We can attempt to break an antipattern's cycle in one of these three places. At
stages 1, 2, and 3, we prevent the antipattern from ever making it into the
design. Stage 5 refactors the antipattern, preventing the damage from spread-
ing. At stages 4 and 6, we try to find patterns and break the cycles before the
antipatterns can be repeated.
Next steps, last steps
This collection of intermediate antipatterns is an attempt to encourage the Java
community to use antipatterns. To establish momentum in this area, we must
work together. If you want to help build this community, make an effort to par-
patterns). The Bitter Java message boards have been recently created for you.
If you'd like to publish, there are a number of opportunities to do so. You can
We need to collect Java antipatterns as vigorously as we do design patterns.
We should also collect success stories about the application and use of antipat-
tern research. As the momentum builds, tool vendors, authors, and program-
mers will help strengthen the movement.
As I am violently tossed about on Barton Creek, I clear my mind. My boat now
points to the east bank, perpendicular to the current, with my forward momen-

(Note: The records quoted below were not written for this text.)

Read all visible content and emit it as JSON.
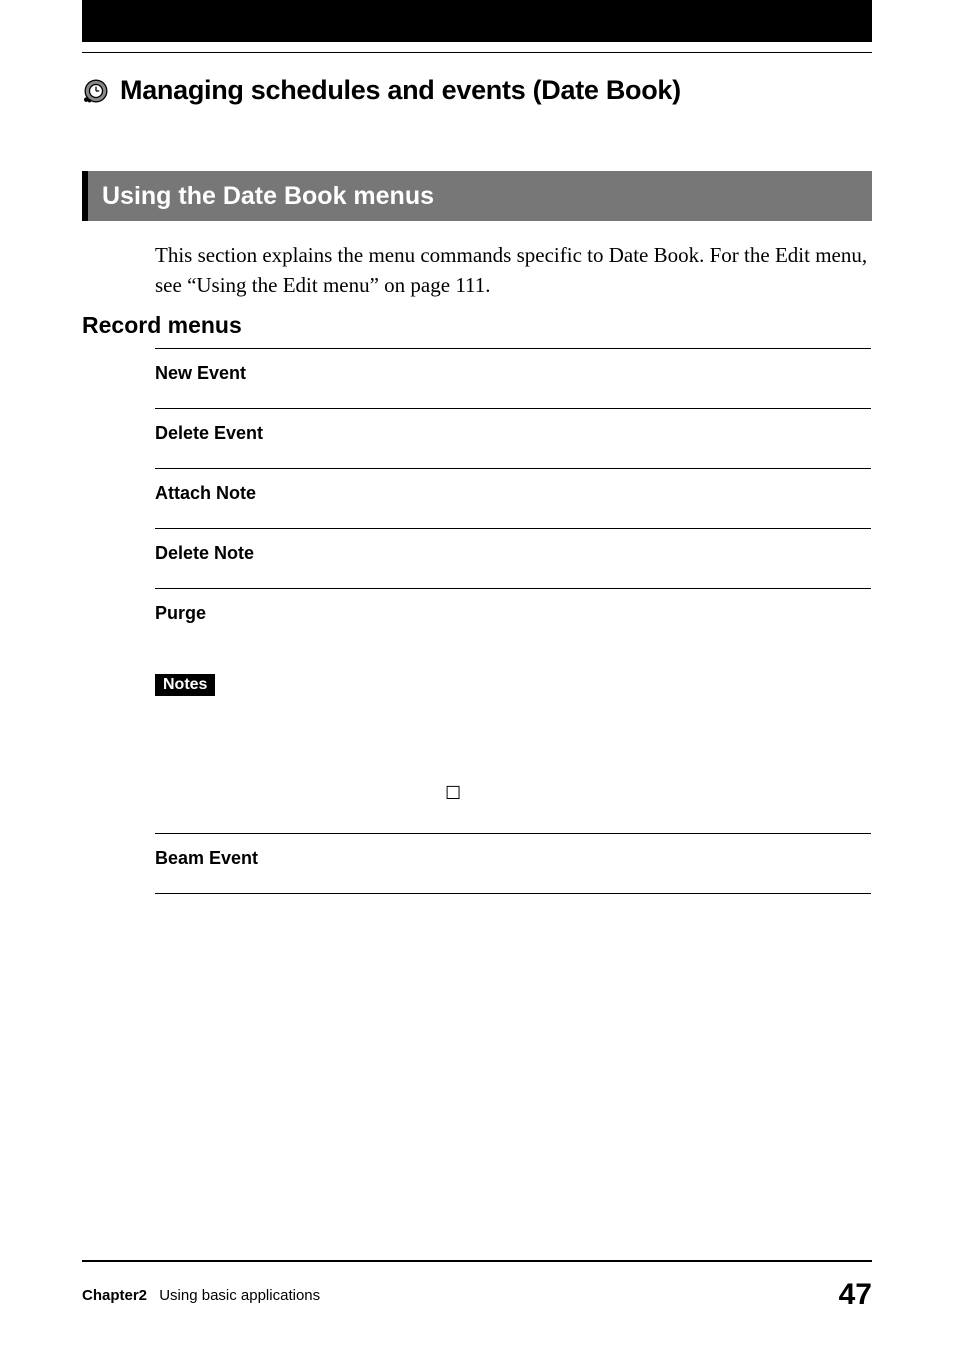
{
  "header": {
    "section_title": "Managing schedules and events (Date Book)",
    "icon": "date-book-icon"
  },
  "banner": {
    "title": "Using the Date Book menus"
  },
  "intro": "This section explains the menu commands specific to Date Book. For the Edit menu, see “Using the Edit menu” on page 111.",
  "subheading": "Record menus",
  "menu_items": [
    {
      "label": "New Event"
    },
    {
      "label": "Delete Event"
    },
    {
      "label": "Attach Note"
    },
    {
      "label": "Delete Note"
    },
    {
      "label": "Purge",
      "has_notes": true,
      "notes_label": "Notes",
      "checkbox": "☐"
    },
    {
      "label": "Beam Event"
    }
  ],
  "footer": {
    "chapter": "Chapter2",
    "desc": "Using basic applications",
    "page_number": "47"
  }
}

tum completely arrested. I let my training take over.
Though I am rarely on a body of water large enough to practice, my earlier

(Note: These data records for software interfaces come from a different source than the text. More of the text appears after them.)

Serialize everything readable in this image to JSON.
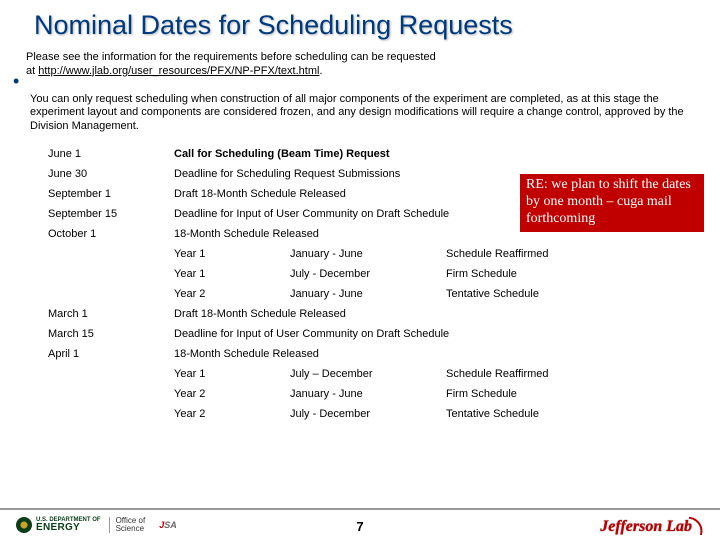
{
  "title": "Nominal Dates for Scheduling Requests",
  "intro_line1": "Please see the information for the requirements before scheduling can be requested",
  "intro_line2_prefix": "at ",
  "intro_link": "http://www.jlab.org/user_resources/PFX/NP-PFX/text.html",
  "intro_line2_suffix": ".",
  "para2": "You can only request scheduling when construction of all major components of the experiment are completed, as at this stage the experiment layout and components are considered frozen, and any design modifications will require a change control, approved by the Division Management.",
  "rows1": [
    {
      "date": "June 1",
      "desc": "Call for Scheduling (Beam Time) Request",
      "bold": true
    },
    {
      "date": "June 30",
      "desc": "Deadline for Scheduling Request Submissions"
    },
    {
      "date": "September 1",
      "desc": "Draft 18-Month Schedule Released"
    },
    {
      "date": "September 15",
      "desc": "Deadline for Input of User Community on Draft Schedule"
    },
    {
      "date": "October 1",
      "desc": "18-Month Schedule Released"
    }
  ],
  "sub1": [
    {
      "y": "Year 1",
      "m": "January - June",
      "s": "Schedule Reaffirmed"
    },
    {
      "y": "Year 1",
      "m": "July - December",
      "s": "Firm Schedule"
    },
    {
      "y": "Year 2",
      "m": "January - June",
      "s": "Tentative Schedule"
    }
  ],
  "rows2": [
    {
      "date": "March 1",
      "desc": "Draft 18-Month Schedule Released"
    },
    {
      "date": "March 15",
      "desc": "Deadline for Input of User Community on Draft Schedule"
    },
    {
      "date": "April 1",
      "desc": "18-Month Schedule Released"
    }
  ],
  "sub2": [
    {
      "y": "Year 1",
      "m": "July – December",
      "s": "Schedule Reaffirmed"
    },
    {
      "y": "Year 2",
      "m": "January - June",
      "s": "Firm Schedule"
    },
    {
      "y": "Year 2",
      "m": "July - December",
      "s": "Tentative Schedule"
    }
  ],
  "callout": "RE: we plan to shift the dates by one month – cuga mail forthcoming",
  "footer": {
    "doe_top": "U.S. DEPARTMENT OF",
    "doe_bottom": "ENERGY",
    "office_l1": "Office of",
    "office_l2": "Science",
    "jsa": "JSA",
    "pagenum": "7",
    "jlab": "Jefferson Lab"
  }
}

obsession with hydraulic-escape techniques tells me that instinctively leaning too
hard on my downstream paddle will separate my shoulder. Instead, I brace and
test my lateral freedom. I find that though downstream momentum is limited, I
can work back and forth, toward either bank, with a combination of bracing and
sweeping strokes that I've studied but seldom applied on bigger water. After a cou-
ple of strokes, I reach one side of the hydraulic. I lose momentum and slide back
toward the center. However, I use that backward momentum to move toward the
The hole still holds firm, but it turns my boat 90 degrees to face it. My instincts
scream at me to paddle away from it, but on this day, I trust my training. I pad-
dle hard, right into the teeth of the turbulent hole in the river. My boat stands up
on end, and my weight and the downward turbulence conspire to drive me deep